Domestic violence situations can quickly turn deadly if a firearm is present. Research shows that in the United States, a woman is fatally shot by her partner every 16 hours. Domestic violence homicides are seldom premeditated: when a firearm is present, women are five times more likely to be killed by an abuser. In more than half of domestic violence homicides in Washington between 2006 to 2015, the abuser had previously been ordered to surrender firearms.
The startling research demonstrates the importance of effectively implementing laws that help remove guns from dangerous hands, including abusers. It’s not enough for a woman to have a protection order that requires firearm surrender, it must be served and enforced in a timely fashion and according to the law. The positions that Mayor Burgess has put in the budget are critical to facilitating the surrender of firearms and will save the lives of women and children in Seattle.
Seattle is a national leader on gun violence prevention, and we applaud Mayor Burgess for his continued leadership. Seattle City Attorney Peter Holmes and Seattle City Council members Lorena Gonzalez and Sally Bagshaw have also been instrumental in prioritizing the removal of firearms from the most dangerous of situations by supporting the recommended regionalization of this work.
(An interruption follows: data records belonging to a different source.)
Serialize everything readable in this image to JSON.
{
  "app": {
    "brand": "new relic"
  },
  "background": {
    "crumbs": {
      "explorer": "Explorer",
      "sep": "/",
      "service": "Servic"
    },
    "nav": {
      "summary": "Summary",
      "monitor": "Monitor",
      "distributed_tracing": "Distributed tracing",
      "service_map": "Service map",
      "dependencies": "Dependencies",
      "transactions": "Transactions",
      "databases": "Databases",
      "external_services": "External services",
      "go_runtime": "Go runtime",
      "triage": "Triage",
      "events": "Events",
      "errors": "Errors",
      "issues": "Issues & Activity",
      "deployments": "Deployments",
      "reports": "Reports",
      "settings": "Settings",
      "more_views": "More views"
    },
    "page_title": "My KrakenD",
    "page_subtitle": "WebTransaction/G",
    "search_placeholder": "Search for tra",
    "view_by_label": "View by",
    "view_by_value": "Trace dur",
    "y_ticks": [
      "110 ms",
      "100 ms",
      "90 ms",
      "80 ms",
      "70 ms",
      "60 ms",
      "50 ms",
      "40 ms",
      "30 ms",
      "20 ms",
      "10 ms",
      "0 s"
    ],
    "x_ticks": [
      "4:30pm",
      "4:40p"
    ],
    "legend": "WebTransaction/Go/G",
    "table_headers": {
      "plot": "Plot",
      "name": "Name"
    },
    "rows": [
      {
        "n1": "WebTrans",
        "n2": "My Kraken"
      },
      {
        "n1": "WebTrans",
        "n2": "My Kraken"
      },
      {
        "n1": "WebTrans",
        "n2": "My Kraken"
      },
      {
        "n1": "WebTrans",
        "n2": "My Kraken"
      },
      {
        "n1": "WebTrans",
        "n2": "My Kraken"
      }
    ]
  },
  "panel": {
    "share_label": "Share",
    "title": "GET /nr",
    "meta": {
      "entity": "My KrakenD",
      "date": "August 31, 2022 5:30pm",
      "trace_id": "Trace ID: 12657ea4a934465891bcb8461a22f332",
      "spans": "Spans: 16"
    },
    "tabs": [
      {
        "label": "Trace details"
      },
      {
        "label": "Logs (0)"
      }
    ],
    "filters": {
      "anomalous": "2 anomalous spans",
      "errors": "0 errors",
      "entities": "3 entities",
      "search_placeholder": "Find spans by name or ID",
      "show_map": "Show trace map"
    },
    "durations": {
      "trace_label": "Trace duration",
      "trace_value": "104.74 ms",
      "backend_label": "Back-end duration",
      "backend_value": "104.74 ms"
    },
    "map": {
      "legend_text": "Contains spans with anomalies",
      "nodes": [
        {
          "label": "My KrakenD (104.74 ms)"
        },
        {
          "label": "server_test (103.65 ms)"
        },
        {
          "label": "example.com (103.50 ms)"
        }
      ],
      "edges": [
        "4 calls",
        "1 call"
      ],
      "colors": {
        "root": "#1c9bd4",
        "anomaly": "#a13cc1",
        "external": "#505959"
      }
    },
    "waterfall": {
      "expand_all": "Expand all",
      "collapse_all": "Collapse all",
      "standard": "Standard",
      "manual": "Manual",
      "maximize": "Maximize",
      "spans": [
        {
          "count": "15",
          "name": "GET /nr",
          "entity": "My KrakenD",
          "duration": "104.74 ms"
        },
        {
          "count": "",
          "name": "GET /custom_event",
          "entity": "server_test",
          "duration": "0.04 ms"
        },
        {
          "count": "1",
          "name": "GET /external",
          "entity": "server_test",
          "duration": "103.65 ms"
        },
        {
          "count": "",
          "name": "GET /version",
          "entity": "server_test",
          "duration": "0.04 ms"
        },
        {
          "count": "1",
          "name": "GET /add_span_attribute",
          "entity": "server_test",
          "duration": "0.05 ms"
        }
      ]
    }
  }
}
The positions Mayor Burgess has requested mirror several positions that King County Executive Dow Constantine put in his budget last week. King County Prosecuting Attorney Dan Satterberg’s office has also championed this effort in King County.
It’s critical that the Seattle City Council and King County Council fully fund these positions in their respective budgets. With the allocation of funding, the City will partner with King County and others in the region on the recommended multi-disciplinary, regionalized and dedicated approach to tackling this public health and public safety priority. Because we know that gun violence does not stop at jurisdictional boundaries, we must step up and enforce the law to reduce the risk of harm for survivors, their families and the community.”